◆ WORK TO BE COMPLETED ◆
Write back every line of the listing exactly, excluding images.
********
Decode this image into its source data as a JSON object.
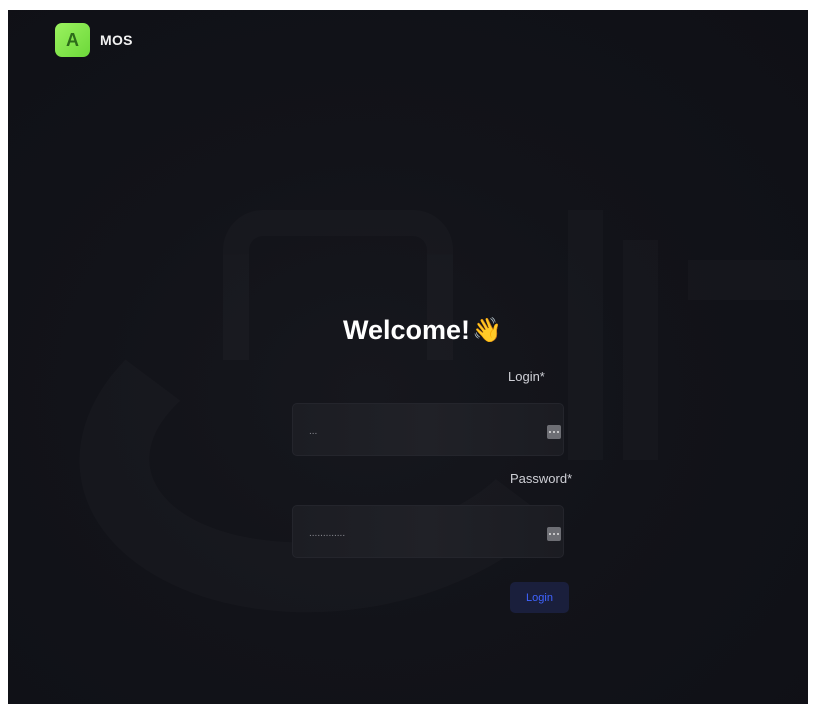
{
  "brand": {
    "logo_letter": "A",
    "name": "MOS",
    "accent": "#7be349"
  },
  "heading": {
    "title": "Welcome!",
    "emoji": "👋"
  },
  "form": {
    "login": {
      "label": "Login*",
      "value": "..."
    },
    "password": {
      "label": "Password*",
      "value": "............."
    },
    "submit_label": "Login"
  },
  "colors": {
    "background": "#121319",
    "field": "#1e1f25",
    "button_bg": "#1a1f3c",
    "button_text": "#3f63ff"
  }
}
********
◆ RESULT ◆
Decode this image into its source data as a JSON object.
{
  "brand": {
    "logo_letter": "A",
    "name": "MOS",
    "accent": "#7be349"
  },
  "heading": {
    "title": "Welcome!",
    "emoji": "👋"
  },
  "form": {
    "login": {
      "label": "Login*",
      "value": "..."
    },
    "password": {
      "label": "Password*",
      "value": "............."
    },
    "submit_label": "Login"
  },
  "colors": {
    "background": "#121319",
    "field": "#1e1f25",
    "button_bg": "#1a1f3c",
    "button_text": "#3f63ff"
  }
}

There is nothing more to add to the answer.